Many transgender Americans fear that some of the gains they’ve made in protecting their rights in all aspects of their lives could be at risk.

Now the U.S. Department of Justice (DOJ) is asking the Supreme Court to take up a case regarding a transgender employee who was fired. The DOJ is arguing that the federal civil rights law that bans discrimination in the workplace based on gender doesn’t apply to transgender people who allege employment discrimination based on their gender identity.

The case involves a transgender employee who was fired by a funeral home because she was dressing as a woman to match her gender identity after she transitioned from being a man. The Equal Employment Opportunity Commission (EEOC) successfully argued her case, asserting that discrimination based on gender identity is actually sex discrimination, which is illegal under federal law.

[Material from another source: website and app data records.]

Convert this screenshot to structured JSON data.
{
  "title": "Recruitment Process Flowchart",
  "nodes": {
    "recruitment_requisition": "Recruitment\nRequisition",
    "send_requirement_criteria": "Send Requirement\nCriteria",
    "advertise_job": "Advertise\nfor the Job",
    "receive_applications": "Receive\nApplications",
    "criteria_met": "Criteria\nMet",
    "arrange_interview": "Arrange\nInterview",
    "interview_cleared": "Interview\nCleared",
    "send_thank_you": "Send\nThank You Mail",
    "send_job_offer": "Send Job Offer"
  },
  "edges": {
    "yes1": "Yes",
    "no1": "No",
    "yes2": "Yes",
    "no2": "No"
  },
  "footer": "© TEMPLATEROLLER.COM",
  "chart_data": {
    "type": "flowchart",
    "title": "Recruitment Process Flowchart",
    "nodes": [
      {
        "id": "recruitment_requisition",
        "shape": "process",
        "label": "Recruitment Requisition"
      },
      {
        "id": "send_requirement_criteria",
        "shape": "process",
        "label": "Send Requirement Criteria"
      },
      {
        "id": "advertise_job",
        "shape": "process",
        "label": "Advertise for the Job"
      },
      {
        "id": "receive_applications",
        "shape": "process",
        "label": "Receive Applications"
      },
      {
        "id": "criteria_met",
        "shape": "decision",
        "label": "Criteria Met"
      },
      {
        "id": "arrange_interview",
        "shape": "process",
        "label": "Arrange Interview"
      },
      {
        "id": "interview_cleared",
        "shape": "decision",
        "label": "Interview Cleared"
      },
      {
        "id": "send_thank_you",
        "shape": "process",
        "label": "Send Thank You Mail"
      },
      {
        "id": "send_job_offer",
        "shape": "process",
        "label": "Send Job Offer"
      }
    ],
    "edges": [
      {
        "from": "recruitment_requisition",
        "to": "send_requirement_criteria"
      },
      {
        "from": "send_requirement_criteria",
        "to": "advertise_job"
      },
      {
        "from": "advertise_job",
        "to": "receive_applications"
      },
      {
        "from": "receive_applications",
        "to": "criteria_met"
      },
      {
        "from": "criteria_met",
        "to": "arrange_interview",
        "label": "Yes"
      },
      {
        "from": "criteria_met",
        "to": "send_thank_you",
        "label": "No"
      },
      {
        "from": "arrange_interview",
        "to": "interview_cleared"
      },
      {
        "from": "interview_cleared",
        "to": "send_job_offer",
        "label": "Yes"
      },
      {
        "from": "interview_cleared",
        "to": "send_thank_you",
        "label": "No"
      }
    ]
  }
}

The EEOC won in an appellate court. However, the DOJ claims, “The court of appeals misread the statute and this Court’s decisions in concluding that Title VII encompasses discrimination on the basis of gender identity.”

The Supreme Court hasn’t yet decided whether it will hear the case. If it does, the American Civil Liberties Union (ACLU) has said that it will represent the woman.

Protections for lesbian, gay, bisexual and transgender (LGBT) employees in the workplace still vary by state. Arizona has more protections for its LGBT residents in general than some other states. However, according to the Human Rights Campaign (HRC), Arizona “does not prohibit employment discrimination based on sexual orientation and gender identity.”

In many cases, private employers are ahead of the law in recognizing the right of employees to be free from discrimination based on sexual orientation and gender identity. Some employers, unfortunately, won’t offer employees these protections unless they’re legally mandated to do so. Arizonans can and should determine what their legal options are when they’ve been the victims of employment discrimination.